**Work item:**
What is needed here is an exact copy of all the entries below.

**Entries shown:**
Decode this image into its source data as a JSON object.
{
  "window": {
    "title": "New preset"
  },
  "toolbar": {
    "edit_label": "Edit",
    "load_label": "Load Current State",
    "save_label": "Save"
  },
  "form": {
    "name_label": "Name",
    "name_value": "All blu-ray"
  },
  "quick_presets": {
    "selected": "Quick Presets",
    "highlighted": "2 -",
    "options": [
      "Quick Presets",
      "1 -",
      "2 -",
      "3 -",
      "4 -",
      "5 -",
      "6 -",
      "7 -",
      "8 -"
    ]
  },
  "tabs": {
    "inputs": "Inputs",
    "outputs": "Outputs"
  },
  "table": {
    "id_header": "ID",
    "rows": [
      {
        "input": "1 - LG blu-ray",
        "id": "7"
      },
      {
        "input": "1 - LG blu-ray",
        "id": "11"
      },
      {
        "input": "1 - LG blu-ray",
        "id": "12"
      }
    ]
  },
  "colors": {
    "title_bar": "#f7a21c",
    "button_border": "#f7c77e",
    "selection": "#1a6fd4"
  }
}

**Exercise result:**
Decode this image into its source data as a JSON object.
{
  "window": {
    "title": "New preset"
  },
  "toolbar": {
    "edit_label": "Edit",
    "load_label": "Load Current State",
    "save_label": "Save"
  },
  "form": {
    "name_label": "Name",
    "name_value": "All blu-ray"
  },
  "quick_presets": {
    "selected": "Quick Presets",
    "highlighted": "2 -",
    "options": [
      "Quick Presets",
      "1 -",
      "2 -",
      "3 -",
      "4 -",
      "5 -",
      "6 -",
      "7 -",
      "8 -"
    ]
  },
  "tabs": {
    "inputs": "Inputs",
    "outputs": "Outputs"
  },
  "table": {
    "id_header": "ID",
    "rows": [
      {
        "input": "1 - LG blu-ray",
        "id": "7"
      },
      {
        "input": "1 - LG blu-ray",
        "id": "11"
      },
      {
        "input": "1 - LG blu-ray",
        "id": "12"
      }
    ]
  },
  "colors": {
    "title_bar": "#f7a21c",
    "button_border": "#f7c77e",
    "selection": "#1a6fd4"
  }
}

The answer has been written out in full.